Everyone else is doing all the work. This is the refrain of the retired faculty volunteers at Poamoho Research Station: they’re just hanging out, at most doing what they’re told. All the others are worthy of praise—farm manager Susan Migita, Extension agents Jari Sugano and Jensen Uyeda for their projects and for managing the volunteer programs, fellow helpers. But the volunteers themselves are self-deprecating: “My wife kicks me out of the house in the morning.” “Gotta keep busy till time to go to the bar.”
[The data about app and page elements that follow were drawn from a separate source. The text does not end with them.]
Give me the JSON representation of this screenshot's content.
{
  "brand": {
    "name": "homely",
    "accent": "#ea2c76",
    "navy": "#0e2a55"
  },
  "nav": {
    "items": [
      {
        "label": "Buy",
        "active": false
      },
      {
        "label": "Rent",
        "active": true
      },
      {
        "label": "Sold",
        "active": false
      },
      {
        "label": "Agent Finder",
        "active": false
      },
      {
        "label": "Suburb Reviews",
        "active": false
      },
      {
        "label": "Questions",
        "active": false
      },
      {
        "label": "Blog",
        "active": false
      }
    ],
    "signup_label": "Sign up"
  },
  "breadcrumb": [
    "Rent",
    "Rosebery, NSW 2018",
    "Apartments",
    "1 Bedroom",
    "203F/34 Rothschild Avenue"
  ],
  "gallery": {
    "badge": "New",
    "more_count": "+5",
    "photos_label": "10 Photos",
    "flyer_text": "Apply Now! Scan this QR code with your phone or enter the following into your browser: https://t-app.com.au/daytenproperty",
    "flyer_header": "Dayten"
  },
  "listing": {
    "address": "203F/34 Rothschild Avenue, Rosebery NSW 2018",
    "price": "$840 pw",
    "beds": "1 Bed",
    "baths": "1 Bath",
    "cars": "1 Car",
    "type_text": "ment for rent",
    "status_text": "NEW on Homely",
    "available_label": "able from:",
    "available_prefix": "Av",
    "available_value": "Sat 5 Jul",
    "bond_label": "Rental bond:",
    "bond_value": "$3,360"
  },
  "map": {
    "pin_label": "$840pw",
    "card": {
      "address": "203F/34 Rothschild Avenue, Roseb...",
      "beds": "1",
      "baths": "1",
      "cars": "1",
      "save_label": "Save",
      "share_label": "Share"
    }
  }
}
But the truth is, these volunteers bring a wealth of scholarly and technical knowledge and decades of hands-on expe­rience when they arrive for their weekly or even daily shifts, and they’re invaluable to the station and its activities. Some explain more seriously why they volunteer. It allows emeritus Extension agent Steve Fukuda to do meaningful work without getting tied up in bureaucratic or institutional constraints. He doesn’t have to write reports or pursue grants; he can just do the work that needs doing. His latest project is constructing clean-propagation boxes to grow banana.

The multi-variety avocado
orchard at Poamoho is planned, planted, and tended by the volunteer corps.

The multi-variety avocado orchard at Poamoho is planned, planted, and tended by the volunteer corps.

Dr. Ken Takeda says he’s healthier now than he was when he was retired fifteen years ago; volunteering keeps him in great shape. A retired horticulturist, he continues to put that experience to work by grafting and pruning in the diverse avocado orchard he and George Kibota have planted and tend. Now 87, Mr. Kibota also keeps fit with volunteer duties, lugging buckets of fruit and clambering into the bed of a pick-up with the agility of a man forty years younger.

Rose Saito, a 4-H Extension agent in Family and Consumer Sciences, chose Poamoho as the place to offer her talents after retiring, setting up and tending a series of exemplary worm bins to use up the excess produce grown in the Station’s variety trials and providing vermicompost tea for faculty member Dr. Koon Hui Wang’s research. The volunteers help with other projects, too: the variety trials for mamaki, cabbage, and low-chill peaches; the evaluation of citrus; the experiments for getting the prized long white stem on negi green onions.

But perhaps retired soil physicist Dr. S.K. Chong expresses the motivation, and the atmo­sphere at the station, the best. Having researched at Poamoho as a CTAHR grad student, he always knew he’d return, though it turned out not to be for many years. “It felt like coming home,” he says.